Thursday, 20 August 2009

Taking a Knife to it

Continuing with my knife practice has become the latest mission and so out again at the first opportunity to try it at one of my favourite locations. The stretch of cliffs near Souter lighthouse has all sorts of interesting shapes, but as can be seeen from the photograph taken on the day we can't guarantee decent light. It was windy, so a sheltered cove it had to be, and the light conditions were flat and dull, never the best conditions for me, particularly at the moment when I'm trying to improve colour work and knife technique. The knife lends itself to making bold statements, ideal when the light provides clear tonal demarcations and easily differentiated colour. I think that my hesitancy is evident in some of the passages in this piece. It took longer than usual to paint this, over three hours, and only rarely did any light get through. The thing that takes the time is the decision making and subsequent restating of areas that need adjustment. There is a serious amount of paint on this canvas. Maybe the lesson lies in choosing subject matter more appropriate to the technique in the prevailing conditions, so for instance this subject might have better been rendered in watercolour or pen and wash. Never mind another day another lesson, but the knife felt a little more comfortable in this session. The next trip here will have to wait till there is a coincidence between domestic duties and the appearance of the sun, when hopefully the palette will shift towards a brighter range of colour.
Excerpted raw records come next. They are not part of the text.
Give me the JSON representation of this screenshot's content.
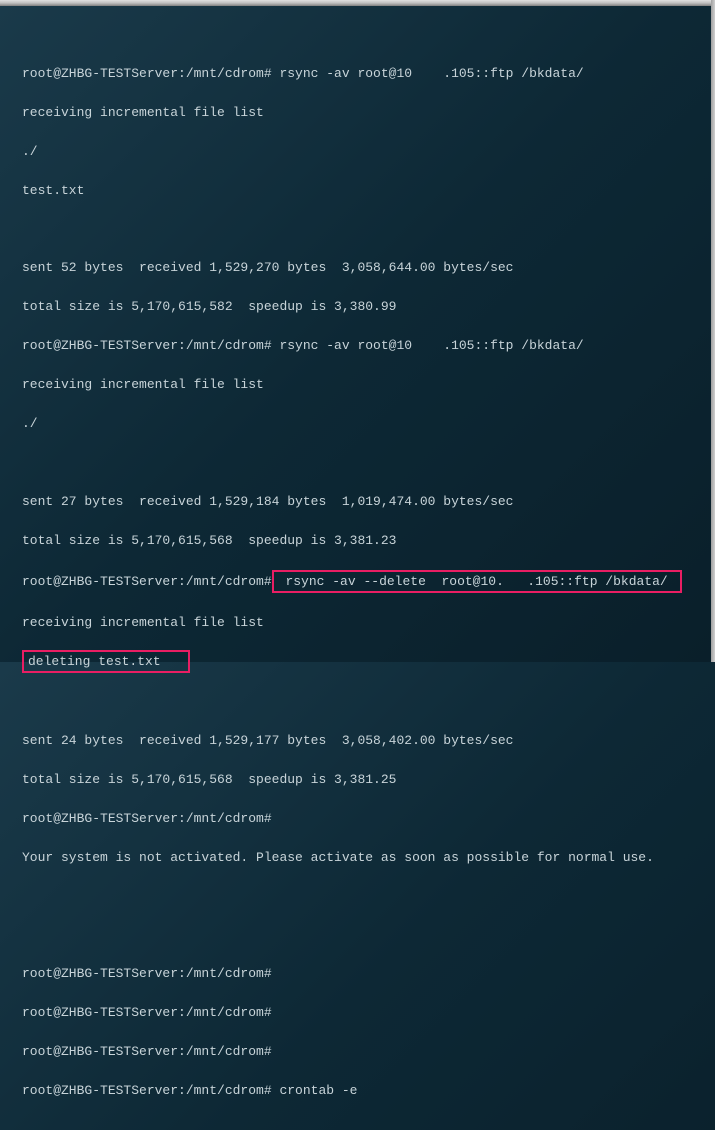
{
  "lines": {
    "l1": "root@ZHBG-TESTServer:/mnt/cdrom# rsync -av root@10    .105::ftp /bkdata/",
    "l2": "receiving incremental file list",
    "l3": "./",
    "l4": "test.txt",
    "l5": "",
    "l6": "sent 52 bytes  received 1,529,270 bytes  3,058,644.00 bytes/sec",
    "l7": "total size is 5,170,615,582  speedup is 3,380.99",
    "l8": "root@ZHBG-TESTServer:/mnt/cdrom# rsync -av root@10    .105::ftp /bkdata/",
    "l9": "receiving incremental file list",
    "l10": "./",
    "l11": "",
    "l12": "sent 27 bytes  received 1,529,184 bytes  1,019,474.00 bytes/sec",
    "l13": "total size is 5,170,615,568  speedup is 3,381.23",
    "l14a": "root@ZHBG-TESTServer:/mnt/cdrom#",
    "l14b": " rsync -av --delete  root@10.   .105::ftp /bkdata/ ",
    "l15": "receiving incremental file list",
    "l16": "deleting test.txt   ",
    "l17": "",
    "l18": "sent 24 bytes  received 1,529,177 bytes  3,058,402.00 bytes/sec",
    "l19": "total size is 5,170,615,568  speedup is 3,381.25",
    "l20": "root@ZHBG-TESTServer:/mnt/cdrom#",
    "l21": "Your system is not activated. Please activate as soon as possible for normal use.",
    "l22": "",
    "l23": "",
    "l24": "root@ZHBG-TESTServer:/mnt/cdrom#",
    "l25": "root@ZHBG-TESTServer:/mnt/cdrom#",
    "l26": "root@ZHBG-TESTServer:/mnt/cdrom#",
    "l27": "root@ZHBG-TESTServer:/mnt/cdrom# crontab -e"
  }
}
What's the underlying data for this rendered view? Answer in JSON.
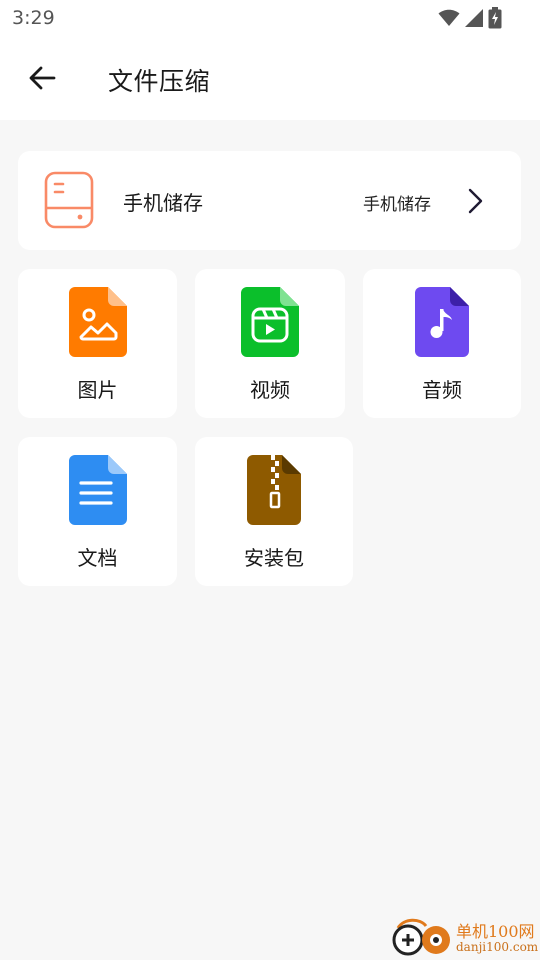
{
  "status_bar": {
    "time": "3:29",
    "icons": [
      "wifi-icon",
      "signal-icon",
      "battery-charging-icon"
    ]
  },
  "header": {
    "back_icon": "arrow-left-icon",
    "title": "文件压缩"
  },
  "storage": {
    "icon": "phone-storage-icon",
    "label": "手机储存",
    "value": "手机储存",
    "chevron_icon": "chevron-right-icon"
  },
  "categories": [
    {
      "label": "图片",
      "icon": "image-file-icon",
      "color": "#ff7b00"
    },
    {
      "label": "视频",
      "icon": "video-file-icon",
      "color": "#0bbf2b"
    },
    {
      "label": "音频",
      "icon": "audio-file-icon",
      "color": "#6e4af0"
    },
    {
      "label": "文档",
      "icon": "document-file-icon",
      "color": "#2e8df2"
    },
    {
      "label": "安装包",
      "icon": "package-file-icon",
      "color": "#8e5a00"
    }
  ],
  "watermark": {
    "title": "单机100网",
    "url": "danji100.com"
  },
  "colors": {
    "background": "#f7f7f7",
    "card": "#ffffff",
    "storage_accent": "#f98a67"
  }
}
Souter Cliffs - Photograph



Souter Cliffs - Oil on canvas board 12" x 10"

4 comments:

Maggie Latham said...

Mick, I love taking your voyage of discovery with you through your painting blog. This looks like a great place to paint, but it looks cold! It wold be interesting if you went back next week and did indeed make quick watercolour studies or thumbnails.
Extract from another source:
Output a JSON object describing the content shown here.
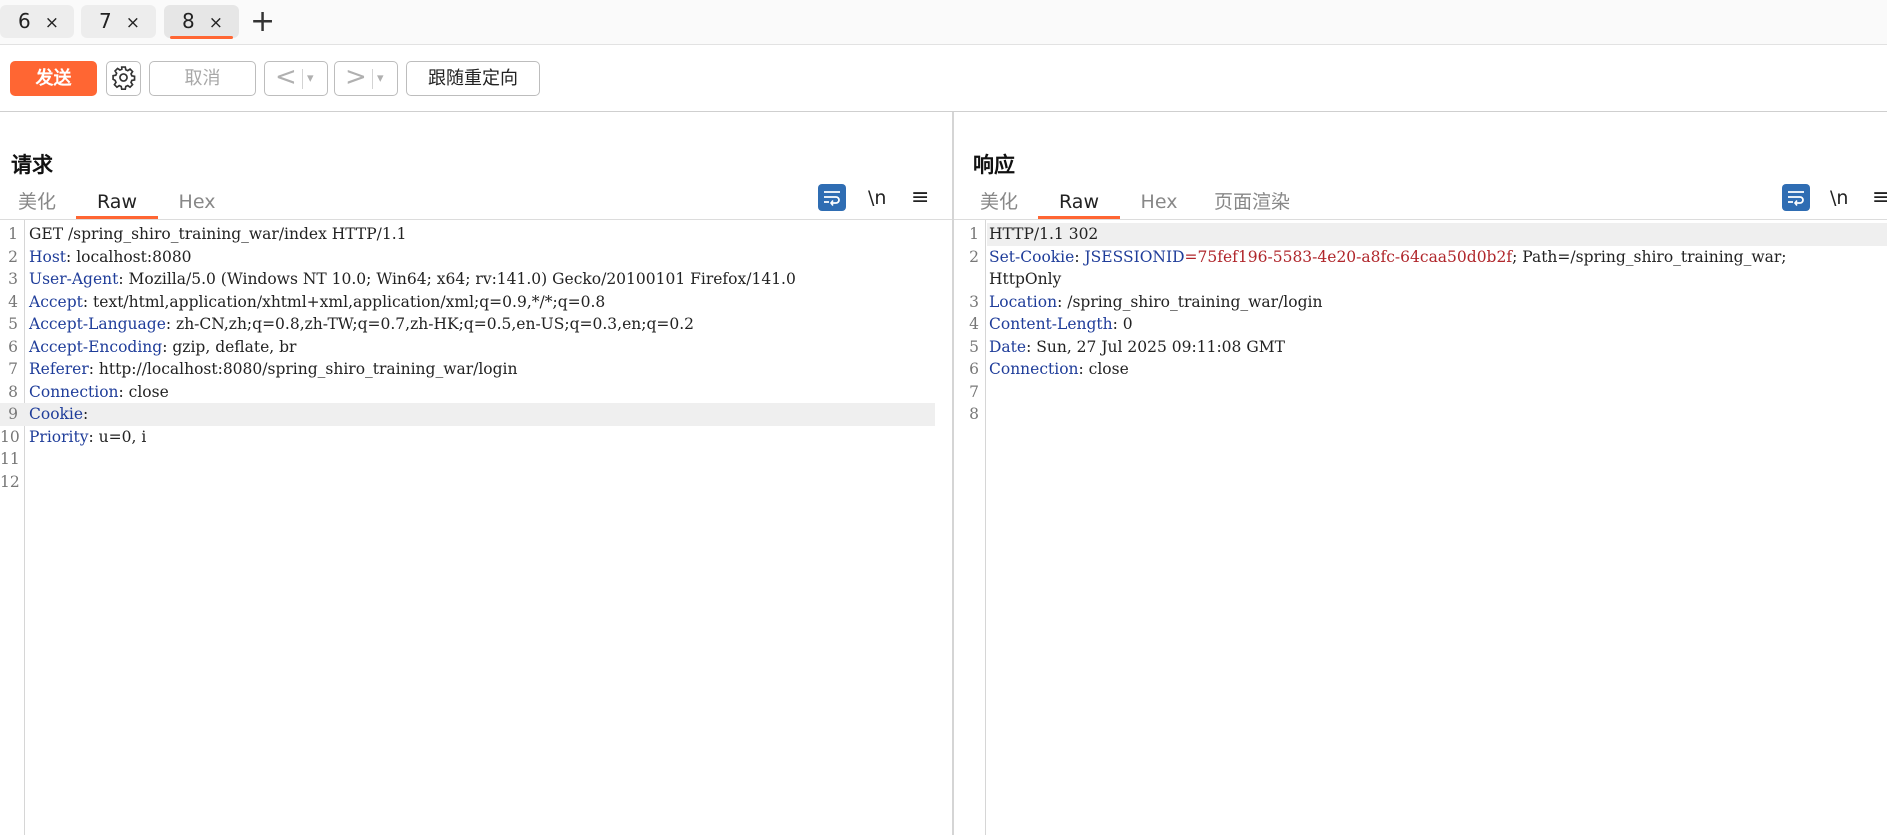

Btw.....I have just discovered a way of preparing light weight boards, which is much quicker than how I used to prepare them. I'll post about it on my main art blog in case you are interested.

Do you find you need a heavier weave of canvas for your knife work?
Maggie

Mick Carney said...

Maggie - Thanks. Look forward to reading your new board method as I'm running out and ready to make a decision as to how to go about the re-stock. At the moment I'm using up my supply of Loxley canvas boards. Having tried a number of types I settled on these as the most consistent in quality and they are the same medium weave that I usually use. My aim is to switch over to linen having just tried a couple of stretched canvases, I like the feel but there is no supplier of linen board that I can find in this country, so do it myself beckons.

Mary Sheehan Winn said...

Great work on this and awesome scenery. Reminds me of Nova Scotia.

Mick Carney said...

Mary - We are very lucky to have this sort of thing on the doorstep. Thanks for visiting.